Copy each line of the material below that includes the string "Charge".
○ ○ ○
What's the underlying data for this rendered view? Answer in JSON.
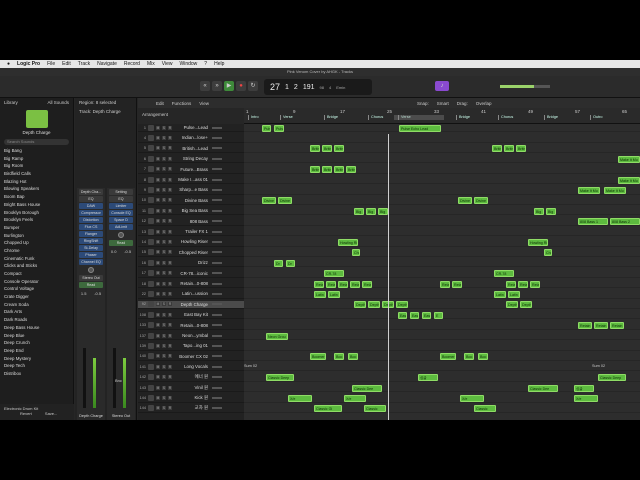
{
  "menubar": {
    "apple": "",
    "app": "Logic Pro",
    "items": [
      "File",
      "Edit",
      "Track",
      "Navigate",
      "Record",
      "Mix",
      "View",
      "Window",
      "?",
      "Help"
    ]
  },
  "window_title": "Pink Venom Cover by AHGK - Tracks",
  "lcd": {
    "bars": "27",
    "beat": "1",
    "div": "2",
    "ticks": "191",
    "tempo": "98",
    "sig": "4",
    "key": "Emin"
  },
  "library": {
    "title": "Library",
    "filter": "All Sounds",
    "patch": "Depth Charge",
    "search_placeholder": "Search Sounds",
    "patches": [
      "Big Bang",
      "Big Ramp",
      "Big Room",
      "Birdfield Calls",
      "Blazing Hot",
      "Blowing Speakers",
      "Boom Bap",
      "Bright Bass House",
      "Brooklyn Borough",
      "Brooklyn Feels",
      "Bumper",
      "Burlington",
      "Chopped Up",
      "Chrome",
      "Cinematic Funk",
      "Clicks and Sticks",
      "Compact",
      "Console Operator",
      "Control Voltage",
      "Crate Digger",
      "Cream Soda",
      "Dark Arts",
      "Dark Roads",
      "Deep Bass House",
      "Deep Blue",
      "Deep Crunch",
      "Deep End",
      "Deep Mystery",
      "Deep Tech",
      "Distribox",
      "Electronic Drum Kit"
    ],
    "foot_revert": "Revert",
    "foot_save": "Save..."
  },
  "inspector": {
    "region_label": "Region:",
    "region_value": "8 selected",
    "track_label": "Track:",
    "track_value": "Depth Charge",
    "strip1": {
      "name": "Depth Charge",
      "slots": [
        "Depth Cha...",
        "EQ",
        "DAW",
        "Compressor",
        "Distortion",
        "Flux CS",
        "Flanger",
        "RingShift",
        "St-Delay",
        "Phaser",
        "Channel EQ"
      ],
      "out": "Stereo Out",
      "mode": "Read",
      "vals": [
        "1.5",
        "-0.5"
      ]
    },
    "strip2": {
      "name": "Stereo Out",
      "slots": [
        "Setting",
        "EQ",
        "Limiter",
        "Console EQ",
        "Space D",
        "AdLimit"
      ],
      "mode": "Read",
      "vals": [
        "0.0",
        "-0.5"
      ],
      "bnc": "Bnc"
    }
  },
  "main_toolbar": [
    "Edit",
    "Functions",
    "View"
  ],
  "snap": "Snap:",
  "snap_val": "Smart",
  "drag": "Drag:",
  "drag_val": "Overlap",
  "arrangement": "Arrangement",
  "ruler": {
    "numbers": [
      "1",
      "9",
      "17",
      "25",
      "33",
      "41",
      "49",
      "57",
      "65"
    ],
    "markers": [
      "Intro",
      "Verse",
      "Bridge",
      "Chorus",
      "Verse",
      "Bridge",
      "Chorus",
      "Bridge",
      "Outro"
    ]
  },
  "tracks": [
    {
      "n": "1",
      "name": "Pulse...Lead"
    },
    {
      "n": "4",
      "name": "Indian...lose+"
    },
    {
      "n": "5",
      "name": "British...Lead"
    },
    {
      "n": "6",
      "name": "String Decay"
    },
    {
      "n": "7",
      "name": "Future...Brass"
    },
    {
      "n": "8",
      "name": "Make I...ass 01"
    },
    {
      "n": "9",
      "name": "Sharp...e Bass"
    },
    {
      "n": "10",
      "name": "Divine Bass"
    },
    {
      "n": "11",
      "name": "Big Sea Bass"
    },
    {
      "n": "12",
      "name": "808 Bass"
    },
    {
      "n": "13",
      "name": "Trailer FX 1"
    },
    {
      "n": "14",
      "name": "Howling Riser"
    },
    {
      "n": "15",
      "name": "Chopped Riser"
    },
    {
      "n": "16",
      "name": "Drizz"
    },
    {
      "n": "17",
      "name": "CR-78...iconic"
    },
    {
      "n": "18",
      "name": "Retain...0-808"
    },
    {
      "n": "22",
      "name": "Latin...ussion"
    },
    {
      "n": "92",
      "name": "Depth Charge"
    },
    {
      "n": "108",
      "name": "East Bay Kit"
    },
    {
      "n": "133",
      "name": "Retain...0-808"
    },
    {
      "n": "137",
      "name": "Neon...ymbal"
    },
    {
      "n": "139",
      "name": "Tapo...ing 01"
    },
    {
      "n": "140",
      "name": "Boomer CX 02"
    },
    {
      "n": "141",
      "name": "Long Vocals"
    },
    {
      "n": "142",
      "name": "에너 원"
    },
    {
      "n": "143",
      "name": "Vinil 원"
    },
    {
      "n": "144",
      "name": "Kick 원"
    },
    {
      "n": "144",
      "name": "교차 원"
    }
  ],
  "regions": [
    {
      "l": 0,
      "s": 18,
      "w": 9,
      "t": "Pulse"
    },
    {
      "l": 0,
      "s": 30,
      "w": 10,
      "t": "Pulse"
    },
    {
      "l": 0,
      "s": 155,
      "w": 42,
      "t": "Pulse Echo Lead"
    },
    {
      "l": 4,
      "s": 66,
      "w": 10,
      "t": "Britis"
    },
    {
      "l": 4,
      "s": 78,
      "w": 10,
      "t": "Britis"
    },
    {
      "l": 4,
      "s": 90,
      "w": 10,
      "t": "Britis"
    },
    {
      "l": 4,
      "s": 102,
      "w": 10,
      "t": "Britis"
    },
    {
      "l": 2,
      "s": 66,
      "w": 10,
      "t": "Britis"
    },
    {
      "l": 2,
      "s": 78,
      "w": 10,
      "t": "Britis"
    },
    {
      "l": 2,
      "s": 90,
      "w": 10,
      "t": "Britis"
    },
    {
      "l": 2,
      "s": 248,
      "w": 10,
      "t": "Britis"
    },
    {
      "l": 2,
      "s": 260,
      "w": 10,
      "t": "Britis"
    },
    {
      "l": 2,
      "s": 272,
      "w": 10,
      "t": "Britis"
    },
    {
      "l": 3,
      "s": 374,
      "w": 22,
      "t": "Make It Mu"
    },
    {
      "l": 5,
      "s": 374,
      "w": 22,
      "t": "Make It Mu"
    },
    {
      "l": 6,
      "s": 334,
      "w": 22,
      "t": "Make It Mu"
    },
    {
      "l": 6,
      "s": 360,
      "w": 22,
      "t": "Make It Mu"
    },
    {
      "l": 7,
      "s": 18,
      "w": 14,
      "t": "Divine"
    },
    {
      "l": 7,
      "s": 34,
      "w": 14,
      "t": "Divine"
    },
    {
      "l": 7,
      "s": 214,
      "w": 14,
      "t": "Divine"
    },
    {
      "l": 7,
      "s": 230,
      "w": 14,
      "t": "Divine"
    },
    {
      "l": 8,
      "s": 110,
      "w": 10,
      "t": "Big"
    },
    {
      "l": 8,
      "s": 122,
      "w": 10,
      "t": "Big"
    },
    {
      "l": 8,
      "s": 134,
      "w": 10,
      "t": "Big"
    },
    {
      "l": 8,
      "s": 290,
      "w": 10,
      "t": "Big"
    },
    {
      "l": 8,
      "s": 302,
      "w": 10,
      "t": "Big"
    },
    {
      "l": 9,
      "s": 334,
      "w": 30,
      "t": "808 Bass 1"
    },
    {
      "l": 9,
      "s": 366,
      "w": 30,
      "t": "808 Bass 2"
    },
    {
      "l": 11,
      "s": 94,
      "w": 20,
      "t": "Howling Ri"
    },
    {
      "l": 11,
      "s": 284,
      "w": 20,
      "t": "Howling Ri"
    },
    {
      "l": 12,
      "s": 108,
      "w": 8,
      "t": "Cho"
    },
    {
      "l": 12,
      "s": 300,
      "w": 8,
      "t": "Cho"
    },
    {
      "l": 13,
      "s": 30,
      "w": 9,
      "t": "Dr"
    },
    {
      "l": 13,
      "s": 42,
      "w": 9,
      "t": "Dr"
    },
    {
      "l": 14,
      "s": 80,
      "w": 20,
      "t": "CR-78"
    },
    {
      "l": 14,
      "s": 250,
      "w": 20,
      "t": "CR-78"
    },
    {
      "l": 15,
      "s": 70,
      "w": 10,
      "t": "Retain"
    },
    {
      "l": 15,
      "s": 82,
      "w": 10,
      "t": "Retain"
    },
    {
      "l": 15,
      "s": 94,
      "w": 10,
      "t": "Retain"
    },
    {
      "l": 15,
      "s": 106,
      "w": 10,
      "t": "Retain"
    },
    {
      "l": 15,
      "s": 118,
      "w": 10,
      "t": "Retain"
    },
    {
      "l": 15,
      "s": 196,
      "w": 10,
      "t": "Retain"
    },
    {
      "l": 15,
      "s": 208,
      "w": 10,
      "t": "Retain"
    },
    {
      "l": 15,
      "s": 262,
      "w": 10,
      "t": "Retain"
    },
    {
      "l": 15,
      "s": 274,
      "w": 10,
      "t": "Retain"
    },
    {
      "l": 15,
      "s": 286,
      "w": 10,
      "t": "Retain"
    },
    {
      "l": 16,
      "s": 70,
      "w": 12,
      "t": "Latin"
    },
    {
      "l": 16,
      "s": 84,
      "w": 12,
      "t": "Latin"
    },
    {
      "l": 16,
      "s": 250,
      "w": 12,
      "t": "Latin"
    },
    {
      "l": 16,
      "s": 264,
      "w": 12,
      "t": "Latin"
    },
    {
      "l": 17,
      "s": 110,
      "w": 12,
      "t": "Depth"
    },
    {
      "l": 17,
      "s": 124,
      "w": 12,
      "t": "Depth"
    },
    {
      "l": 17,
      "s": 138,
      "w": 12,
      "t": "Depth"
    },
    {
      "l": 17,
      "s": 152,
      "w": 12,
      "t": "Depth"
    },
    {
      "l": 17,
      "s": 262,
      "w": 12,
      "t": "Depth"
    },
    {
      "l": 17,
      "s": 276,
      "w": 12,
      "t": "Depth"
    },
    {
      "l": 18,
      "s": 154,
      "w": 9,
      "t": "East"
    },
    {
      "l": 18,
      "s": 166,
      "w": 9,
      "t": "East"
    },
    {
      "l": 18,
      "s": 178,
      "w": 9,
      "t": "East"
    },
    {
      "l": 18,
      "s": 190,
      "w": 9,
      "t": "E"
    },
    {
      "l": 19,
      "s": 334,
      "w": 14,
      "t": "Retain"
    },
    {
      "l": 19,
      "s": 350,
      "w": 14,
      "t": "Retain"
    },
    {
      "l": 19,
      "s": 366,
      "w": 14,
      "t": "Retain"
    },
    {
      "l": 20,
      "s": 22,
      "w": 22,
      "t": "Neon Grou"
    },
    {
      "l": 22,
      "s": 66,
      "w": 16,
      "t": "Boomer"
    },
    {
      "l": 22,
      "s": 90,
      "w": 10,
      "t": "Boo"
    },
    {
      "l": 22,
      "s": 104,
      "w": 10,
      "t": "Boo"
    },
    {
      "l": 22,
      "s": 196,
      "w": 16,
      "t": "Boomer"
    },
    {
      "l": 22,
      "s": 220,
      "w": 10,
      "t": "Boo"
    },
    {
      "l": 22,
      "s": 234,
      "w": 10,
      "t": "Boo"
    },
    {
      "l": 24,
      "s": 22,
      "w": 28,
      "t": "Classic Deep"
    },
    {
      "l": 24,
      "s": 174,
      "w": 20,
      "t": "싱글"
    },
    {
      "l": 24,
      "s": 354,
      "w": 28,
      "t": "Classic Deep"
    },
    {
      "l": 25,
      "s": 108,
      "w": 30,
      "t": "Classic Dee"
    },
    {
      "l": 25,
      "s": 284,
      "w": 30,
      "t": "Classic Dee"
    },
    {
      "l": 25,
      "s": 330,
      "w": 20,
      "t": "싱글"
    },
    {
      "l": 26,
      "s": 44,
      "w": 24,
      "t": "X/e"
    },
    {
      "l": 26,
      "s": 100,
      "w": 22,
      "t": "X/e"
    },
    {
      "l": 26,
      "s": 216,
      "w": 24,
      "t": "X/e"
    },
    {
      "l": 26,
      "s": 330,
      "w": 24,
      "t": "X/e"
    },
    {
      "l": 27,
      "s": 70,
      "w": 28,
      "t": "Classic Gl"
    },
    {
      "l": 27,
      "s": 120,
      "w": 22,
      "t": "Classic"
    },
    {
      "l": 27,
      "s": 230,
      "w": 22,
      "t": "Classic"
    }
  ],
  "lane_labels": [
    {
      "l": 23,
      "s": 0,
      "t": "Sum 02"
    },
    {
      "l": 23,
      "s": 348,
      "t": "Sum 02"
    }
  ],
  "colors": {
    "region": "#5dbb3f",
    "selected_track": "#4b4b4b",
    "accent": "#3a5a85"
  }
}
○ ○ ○
- Finished exercise -
    "patch": "Depth Charge",
    "track_value": "Depth Charge",
      "name": "Depth Charge",
      "name": "Depth Charge"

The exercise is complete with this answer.